• _Provided data_
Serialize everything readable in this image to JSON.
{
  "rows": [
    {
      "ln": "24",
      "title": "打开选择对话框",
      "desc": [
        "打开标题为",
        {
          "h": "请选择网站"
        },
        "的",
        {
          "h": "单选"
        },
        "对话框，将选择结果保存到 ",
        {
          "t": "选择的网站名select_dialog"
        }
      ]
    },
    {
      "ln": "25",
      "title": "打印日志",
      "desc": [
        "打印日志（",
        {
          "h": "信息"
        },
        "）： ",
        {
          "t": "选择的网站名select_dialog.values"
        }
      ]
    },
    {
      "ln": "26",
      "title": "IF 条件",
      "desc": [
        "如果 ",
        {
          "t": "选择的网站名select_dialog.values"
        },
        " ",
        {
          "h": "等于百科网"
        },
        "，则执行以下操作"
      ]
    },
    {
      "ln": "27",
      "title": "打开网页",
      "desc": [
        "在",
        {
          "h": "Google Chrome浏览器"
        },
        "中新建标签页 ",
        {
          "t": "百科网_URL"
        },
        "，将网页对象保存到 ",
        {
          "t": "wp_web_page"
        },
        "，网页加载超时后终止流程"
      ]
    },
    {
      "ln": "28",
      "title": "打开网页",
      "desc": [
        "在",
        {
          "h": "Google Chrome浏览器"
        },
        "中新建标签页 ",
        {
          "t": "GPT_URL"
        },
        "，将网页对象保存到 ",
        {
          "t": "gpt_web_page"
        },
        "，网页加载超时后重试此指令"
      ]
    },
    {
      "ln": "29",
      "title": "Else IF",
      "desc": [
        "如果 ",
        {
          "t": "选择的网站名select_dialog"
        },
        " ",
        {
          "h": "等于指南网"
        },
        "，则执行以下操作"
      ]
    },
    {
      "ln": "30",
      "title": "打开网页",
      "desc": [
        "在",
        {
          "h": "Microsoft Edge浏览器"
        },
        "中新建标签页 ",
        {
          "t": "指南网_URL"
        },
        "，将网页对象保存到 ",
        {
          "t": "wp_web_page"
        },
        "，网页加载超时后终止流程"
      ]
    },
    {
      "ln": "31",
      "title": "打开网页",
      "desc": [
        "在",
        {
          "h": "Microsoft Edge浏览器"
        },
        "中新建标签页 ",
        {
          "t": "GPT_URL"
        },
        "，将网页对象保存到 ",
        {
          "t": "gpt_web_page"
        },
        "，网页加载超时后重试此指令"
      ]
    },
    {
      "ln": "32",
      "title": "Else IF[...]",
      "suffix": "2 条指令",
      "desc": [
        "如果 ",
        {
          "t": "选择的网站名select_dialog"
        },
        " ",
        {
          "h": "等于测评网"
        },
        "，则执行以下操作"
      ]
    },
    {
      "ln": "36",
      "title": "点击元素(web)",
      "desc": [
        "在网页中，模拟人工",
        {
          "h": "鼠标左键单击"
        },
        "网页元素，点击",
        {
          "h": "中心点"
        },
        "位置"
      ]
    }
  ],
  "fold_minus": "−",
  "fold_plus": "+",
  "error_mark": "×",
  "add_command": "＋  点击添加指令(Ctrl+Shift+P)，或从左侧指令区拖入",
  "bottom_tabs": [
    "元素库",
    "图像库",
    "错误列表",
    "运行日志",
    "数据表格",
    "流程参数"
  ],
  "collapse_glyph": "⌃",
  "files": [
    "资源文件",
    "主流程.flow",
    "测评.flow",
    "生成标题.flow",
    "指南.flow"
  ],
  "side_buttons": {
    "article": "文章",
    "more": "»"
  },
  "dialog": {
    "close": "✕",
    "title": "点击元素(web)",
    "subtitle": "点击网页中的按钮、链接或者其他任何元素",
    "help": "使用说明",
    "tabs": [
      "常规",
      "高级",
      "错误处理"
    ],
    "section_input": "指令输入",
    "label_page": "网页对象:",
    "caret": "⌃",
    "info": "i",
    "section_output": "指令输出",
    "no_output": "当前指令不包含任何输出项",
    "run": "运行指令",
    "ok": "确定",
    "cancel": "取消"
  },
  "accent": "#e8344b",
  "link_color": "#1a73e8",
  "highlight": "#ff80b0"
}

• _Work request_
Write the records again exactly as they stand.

• _Answer space_
Serialize everything readable in this image to JSON.
{
  "rows": [
    {
      "ln": "24",
      "title": "打开选择对话框",
      "desc": [
        "打开标题为",
        {
          "h": "请选择网站"
        },
        "的",
        {
          "h": "单选"
        },
        "对话框，将选择结果保存到 ",
        {
          "t": "选择的网站名select_dialog"
        }
      ]
    },
    {
      "ln": "25",
      "title": "打印日志",
      "desc": [
        "打印日志（",
        {
          "h": "信息"
        },
        "）： ",
        {
          "t": "选择的网站名select_dialog.values"
        }
      ]
    },
    {
      "ln": "26",
      "title": "IF 条件",
      "desc": [
        "如果 ",
        {
          "t": "选择的网站名select_dialog.values"
        },
        " ",
        {
          "h": "等于百科网"
        },
        "，则执行以下操作"
      ]
    },
    {
      "ln": "27",
      "title": "打开网页",
      "desc": [
        "在",
        {
          "h": "Google Chrome浏览器"
        },
        "中新建标签页 ",
        {
          "t": "百科网_URL"
        },
        "，将网页对象保存到 ",
        {
          "t": "wp_web_page"
        },
        "，网页加载超时后终止流程"
      ]
    },
    {
      "ln": "28",
      "title": "打开网页",
      "desc": [
        "在",
        {
          "h": "Google Chrome浏览器"
        },
        "中新建标签页 ",
        {
          "t": "GPT_URL"
        },
        "，将网页对象保存到 ",
        {
          "t": "gpt_web_page"
        },
        "，网页加载超时后重试此指令"
      ]
    },
    {
      "ln": "29",
      "title": "Else IF",
      "desc": [
        "如果 ",
        {
          "t": "选择的网站名select_dialog"
        },
        " ",
        {
          "h": "等于指南网"
        },
        "，则执行以下操作"
      ]
    },
    {
      "ln": "30",
      "title": "打开网页",
      "desc": [
        "在",
        {
          "h": "Microsoft Edge浏览器"
        },
        "中新建标签页 ",
        {
          "t": "指南网_URL"
        },
        "，将网页对象保存到 ",
        {
          "t": "wp_web_page"
        },
        "，网页加载超时后终止流程"
      ]
    },
    {
      "ln": "31",
      "title": "打开网页",
      "desc": [
        "在",
        {
          "h": "Microsoft Edge浏览器"
        },
        "中新建标签页 ",
        {
          "t": "GPT_URL"
        },
        "，将网页对象保存到 ",
        {
          "t": "gpt_web_page"
        },
        "，网页加载超时后重试此指令"
      ]
    },
    {
      "ln": "32",
      "title": "Else IF[...]",
      "suffix": "2 条指令",
      "desc": [
        "如果 ",
        {
          "t": "选择的网站名select_dialog"
        },
        " ",
        {
          "h": "等于测评网"
        },
        "，则执行以下操作"
      ]
    },
    {
      "ln": "36",
      "title": "点击元素(web)",
      "desc": [
        "在网页中，模拟人工",
        {
          "h": "鼠标左键单击"
        },
        "网页元素，点击",
        {
          "h": "中心点"
        },
        "位置"
      ]
    }
  ],
  "fold_minus": "−",
  "fold_plus": "+",
  "error_mark": "×",
  "add_command": "＋  点击添加指令(Ctrl+Shift+P)，或从左侧指令区拖入",
  "bottom_tabs": [
    "元素库",
    "图像库",
    "错误列表",
    "运行日志",
    "数据表格",
    "流程参数"
  ],
  "collapse_glyph": "⌃",
  "files": [
    "资源文件",
    "主流程.flow",
    "测评.flow",
    "生成标题.flow",
    "指南.flow"
  ],
  "side_buttons": {
    "article": "文章",
    "more": "»"
  },
  "dialog": {
    "close": "✕",
    "title": "点击元素(web)",
    "subtitle": "点击网页中的按钮、链接或者其他任何元素",
    "help": "使用说明",
    "tabs": [
      "常规",
      "高级",
      "错误处理"
    ],
    "section_input": "指令输入",
    "label_page": "网页对象:",
    "caret": "⌃",
    "info": "i",
    "section_output": "指令输出",
    "no_output": "当前指令不包含任何输出项",
    "run": "运行指令",
    "ok": "确定",
    "cancel": "取消"
  },
  "accent": "#e8344b",
  "link_color": "#1a73e8",
  "highlight": "#ff80b0"
}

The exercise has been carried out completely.